Invest in classic pieces that you can wear a lot, style in multiple ways and that are not motivated by fleeting tendencies. Look for timeless and interesting design that you can cherish for a long time as well as good materials that doesn’t harm the planet. Research the brands you are buying from, and if they are willing to share information about their supply chain. Invest in local brands and small businesses, by supporting them you are helping change the industry by showing demand and support.

Tell me about your silhouettes. In your latest collection, you incorporate power-suits, workwear, and luxurious loungewear styles all at once. Which story are you trying to tell?
I wanted to tell a story with the collection that allows the wearer to express and indulge themselves in every facet of who they are. This can take shape based on the individual, led by their own identity not inflicted on them.

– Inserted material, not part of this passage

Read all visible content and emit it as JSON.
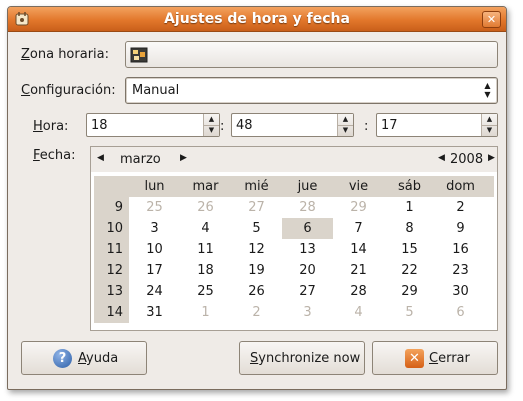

We have moved back to Oslo which is were we have set up our studio, and this is also where the collection was conceived and developed. Nature, colours and textures from the city inspire the pieces. As well as my work always being motivated by powerful women, I like the idea of women indulging in their sexuality. Through the research process I was heavily influenced by the materials I found, so the pieces naturally has something rough and raw to them.

My boyfriend and I borrow each others clothes all the time, and this is something we applied to the collection, with menswear tailoring and unisex fit combined with more feminine silhouettes. The collection also has of a lot of classic pieces, you should be able to wear them for multiple occasions and style them in many different ways. In the end I hope I was able to create a capsule wardrobe that is thoughtful in design and practice.

How has the last year been for Søster Studio? Where are you headed as a brand and as a designer?
The last year has been amazing and really educational. We launched SØSTER STUDIO, and received a grant from Arts Council Norway along with lots of interest from press and customers, we also launched in store and developed our first luxury ready-to-wear collection and jewellery line. It has also been a tough year, and its not an easy road were taking, but we are putting our heart, soul and everything else into this as we believe in what were doing and ultimately we love it.

We want to be a leader in changing the industry and moving it forward. We want SØSTER STUDIO to be a lifestyle and something you can be a part of, and we hope to build trust and to communicate in a sincere way. One of our longterm goal is to be available in concept stores worldwide, be able to do our production in Norway and for Michelle Obama to wear our pieces.

As a designer and creative, I am continuously developing and learning, being self taught leaves me without any learned “rules” which I believe is both good and bad. It also means I am teaching myself, researching and learning from everyone around me constantly and there are many things I don’t know yet. I think its interesting and it gives me an outsider perspective.


For more information, see Søster Studio